- **What is needed**:
Would you copy all lines in the data that contain the word "temp"?

- **Given data**:
============================================================
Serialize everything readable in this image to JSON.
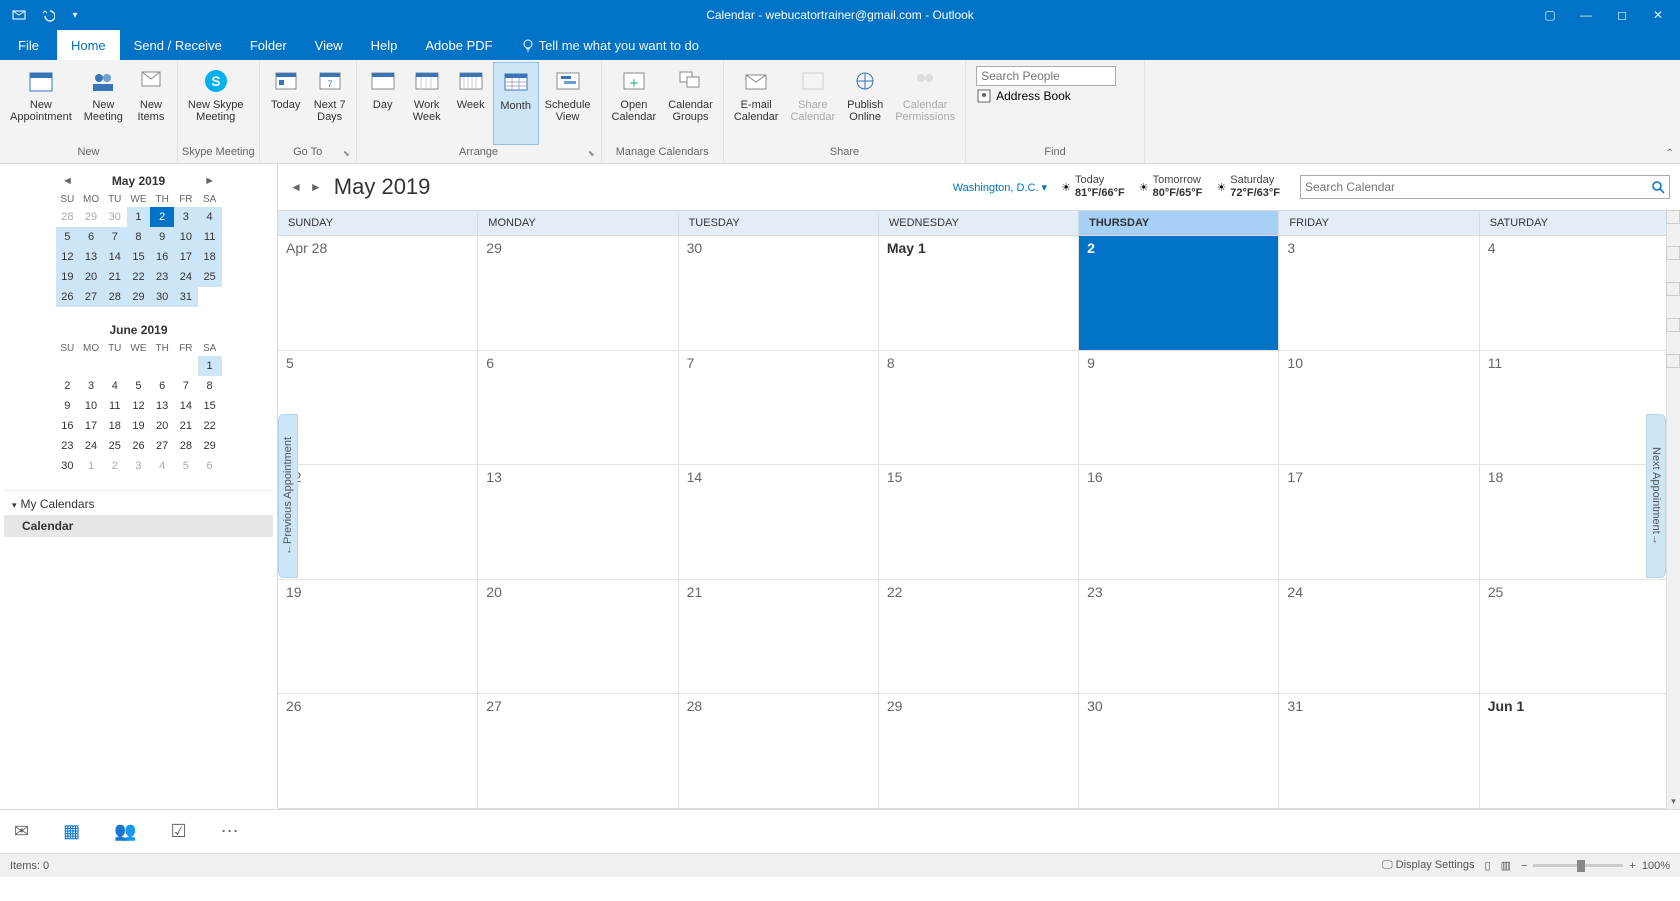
{
  "title": "Calendar - webucatortrainer@gmail.com  -  Outlook",
  "tabs": [
    "File",
    "Home",
    "Send / Receive",
    "Folder",
    "View",
    "Help",
    "Adobe PDF"
  ],
  "tell_me": "Tell me what you want to do",
  "ribbon": {
    "new": {
      "label": "New",
      "appointment": "New\nAppointment",
      "meeting": "New\nMeeting",
      "items": "New\nItems"
    },
    "skype": {
      "label": "Skype Meeting",
      "btn": "New Skype\nMeeting"
    },
    "goto": {
      "label": "Go To",
      "today": "Today",
      "next7": "Next 7\nDays"
    },
    "arrange": {
      "label": "Arrange",
      "day": "Day",
      "workweek": "Work\nWeek",
      "week": "Week",
      "month": "Month",
      "schedule": "Schedule\nView"
    },
    "manage": {
      "label": "Manage Calendars",
      "open": "Open\nCalendar",
      "groups": "Calendar\nGroups"
    },
    "share": {
      "label": "Share",
      "email": "E-mail\nCalendar",
      "sharecal": "Share\nCalendar",
      "publish": "Publish\nOnline",
      "perm": "Calendar\nPermissions"
    },
    "find": {
      "label": "Find",
      "search_placeholder": "Search People",
      "addressbook": "Address Book"
    }
  },
  "minicals": [
    {
      "title": "May 2019",
      "showNav": true,
      "dow": [
        "SU",
        "MO",
        "TU",
        "WE",
        "TH",
        "FR",
        "SA"
      ],
      "rows": [
        [
          {
            "d": "28",
            "pm": 1
          },
          {
            "d": "29",
            "pm": 1
          },
          {
            "d": "30",
            "pm": 1
          },
          {
            "d": "1",
            "hl": 1
          },
          {
            "d": "2",
            "today": 1
          },
          {
            "d": "3",
            "hl": 1
          },
          {
            "d": "4",
            "hl": 1
          }
        ],
        [
          {
            "d": "5",
            "hl": 1
          },
          {
            "d": "6",
            "hl": 1
          },
          {
            "d": "7",
            "hl": 1
          },
          {
            "d": "8",
            "hl": 1
          },
          {
            "d": "9",
            "hl": 1
          },
          {
            "d": "10",
            "hl": 1
          },
          {
            "d": "11",
            "hl": 1
          }
        ],
        [
          {
            "d": "12",
            "hl": 1
          },
          {
            "d": "13",
            "hl": 1
          },
          {
            "d": "14",
            "hl": 1
          },
          {
            "d": "15",
            "hl": 1
          },
          {
            "d": "16",
            "hl": 1
          },
          {
            "d": "17",
            "hl": 1
          },
          {
            "d": "18",
            "hl": 1
          }
        ],
        [
          {
            "d": "19",
            "hl": 1
          },
          {
            "d": "20",
            "hl": 1
          },
          {
            "d": "21",
            "hl": 1
          },
          {
            "d": "22",
            "hl": 1
          },
          {
            "d": "23",
            "hl": 1
          },
          {
            "d": "24",
            "hl": 1
          },
          {
            "d": "25",
            "hl": 1
          }
        ],
        [
          {
            "d": "26",
            "hl": 1
          },
          {
            "d": "27",
            "hl": 1
          },
          {
            "d": "28",
            "hl": 1
          },
          {
            "d": "29",
            "hl": 1
          },
          {
            "d": "30",
            "hl": 1
          },
          {
            "d": "31",
            "hl": 1
          },
          {
            "d": ""
          }
        ]
      ]
    },
    {
      "title": "June 2019",
      "showNav": false,
      "dow": [
        "SU",
        "MO",
        "TU",
        "WE",
        "TH",
        "FR",
        "SA"
      ],
      "rows": [
        [
          {
            "d": ""
          },
          {
            "d": ""
          },
          {
            "d": ""
          },
          {
            "d": ""
          },
          {
            "d": ""
          },
          {
            "d": ""
          },
          {
            "d": "1",
            "hl": 1
          }
        ],
        [
          {
            "d": "2"
          },
          {
            "d": "3"
          },
          {
            "d": "4"
          },
          {
            "d": "5"
          },
          {
            "d": "6"
          },
          {
            "d": "7"
          },
          {
            "d": "8"
          }
        ],
        [
          {
            "d": "9"
          },
          {
            "d": "10"
          },
          {
            "d": "11"
          },
          {
            "d": "12"
          },
          {
            "d": "13"
          },
          {
            "d": "14"
          },
          {
            "d": "15"
          }
        ],
        [
          {
            "d": "16"
          },
          {
            "d": "17"
          },
          {
            "d": "18"
          },
          {
            "d": "19"
          },
          {
            "d": "20"
          },
          {
            "d": "21"
          },
          {
            "d": "22"
          }
        ],
        [
          {
            "d": "23"
          },
          {
            "d": "24"
          },
          {
            "d": "25"
          },
          {
            "d": "26"
          },
          {
            "d": "27"
          },
          {
            "d": "28"
          },
          {
            "d": "29"
          }
        ],
        [
          {
            "d": "30"
          },
          {
            "d": "1",
            "pm": 1
          },
          {
            "d": "2",
            "pm": 1
          },
          {
            "d": "3",
            "pm": 1
          },
          {
            "d": "4",
            "pm": 1
          },
          {
            "d": "5",
            "pm": 1
          },
          {
            "d": "6",
            "pm": 1
          }
        ]
      ]
    }
  ],
  "mycalendars": {
    "header": "My Calendars",
    "item": "Calendar"
  },
  "calheader": {
    "title": "May 2019",
    "location": "Washington,  D.C.",
    "weather": [
      {
        "label": "Today",
        "temp": "81°F/66°F"
      },
      {
        "label": "Tomorrow",
        "temp": "80°F/65°F"
      },
      {
        "label": "Saturday",
        "temp": "72°F/63°F"
      }
    ],
    "search_placeholder": "Search Calendar"
  },
  "dayheaders": [
    "SUNDAY",
    "MONDAY",
    "TUESDAY",
    "WEDNESDAY",
    "THURSDAY",
    "FRIDAY",
    "SATURDAY"
  ],
  "today_col": 4,
  "weeks": [
    [
      {
        "d": "Apr 28"
      },
      {
        "d": "29"
      },
      {
        "d": "30"
      },
      {
        "d": "May 1",
        "bold": 1
      },
      {
        "d": "2",
        "today": 1
      },
      {
        "d": "3"
      },
      {
        "d": "4"
      }
    ],
    [
      {
        "d": "5"
      },
      {
        "d": "6"
      },
      {
        "d": "7"
      },
      {
        "d": "8"
      },
      {
        "d": "9"
      },
      {
        "d": "10"
      },
      {
        "d": "11"
      }
    ],
    [
      {
        "d": "12"
      },
      {
        "d": "13"
      },
      {
        "d": "14"
      },
      {
        "d": "15"
      },
      {
        "d": "16"
      },
      {
        "d": "17"
      },
      {
        "d": "18"
      }
    ],
    [
      {
        "d": "19"
      },
      {
        "d": "20"
      },
      {
        "d": "21"
      },
      {
        "d": "22"
      },
      {
        "d": "23"
      },
      {
        "d": "24"
      },
      {
        "d": "25"
      }
    ],
    [
      {
        "d": "26"
      },
      {
        "d": "27"
      },
      {
        "d": "28"
      },
      {
        "d": "29"
      },
      {
        "d": "30"
      },
      {
        "d": "31"
      },
      {
        "d": "Jun 1",
        "bold": 1
      }
    ]
  ],
  "prev_apt": "Previous Appointment",
  "next_apt": "Next Appointment",
  "status": {
    "items": "Items: 0",
    "display": "Display Settings",
    "zoom": "100%"
  }
}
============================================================
- **Output for this exercise**:
        "temp": "81°F/66°F"
        "temp": "80°F/65°F"
        "temp": "72°F/63°F"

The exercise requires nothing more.